Keuk Narin, vice president of Asia Real Estate Cambodia, told VOA Khmer that commercial land prices along Phnom Penh’s main boulevards, Monivong and Norodom, have gone from $3,000 to $4,000 per square meter and in some cases as high as $5,000 per square meter.

In the last half of 2012, the number of business transactions in real estate increased, and prices rose about 13 percent for residential areas and 16 percent for commercial areas, he said.

Apartments are currently the top-selling real estate, and condominiums are highly sought after for rent by South Korean clientele, he said. The stable growth of the sector has helped improve the housing market, too, he said, by allowing the banks to offer loans at low interest rates.

Noun Rithy, managing director for the Bonna Realty Group, said construction is on the rise in commercial buildings, factories, hotels and houses, raising land prices.

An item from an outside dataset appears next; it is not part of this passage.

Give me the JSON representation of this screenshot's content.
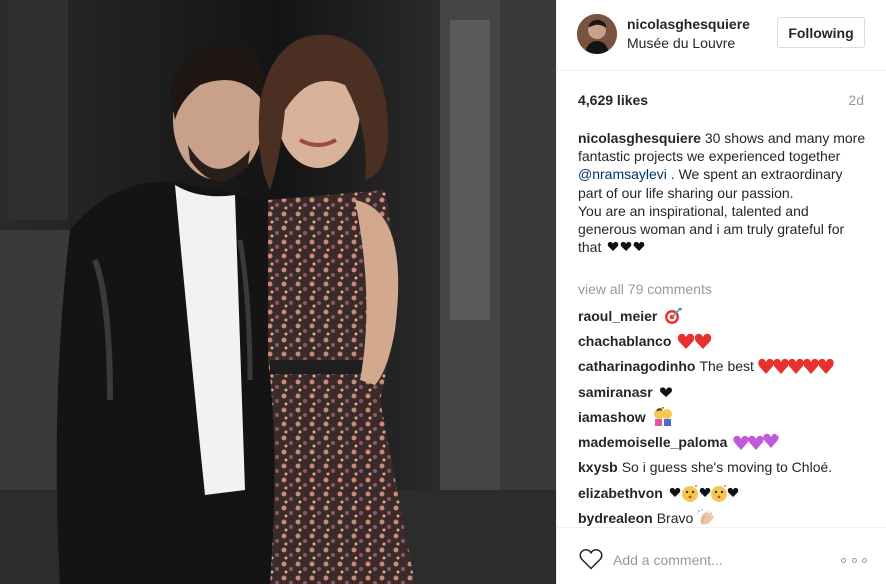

That includes sites in the provinces of Battambang, Preah Sihanouk and Siem Reap, where tourism investment is high.

“The movement of buying and selling real estate in those provinces has increased,” he said. “We could see more investors from Japan investing money to build hotels or condos.”

Construction has emerged in recent years as a major economic driver for Cambodia, adding to the garment, tourism and agriculture sectors.

The Ministry of Land Management approved some 1,600 construction projects in 2012, worth $2 billion, an increase of nearly 70 percent over the year before.

Beng Hong Socheat Khemro, a spokesman for the ministry, said the increase was due to political stability, “a good legal framework,” the economic recovery and the growth of the tourism sector.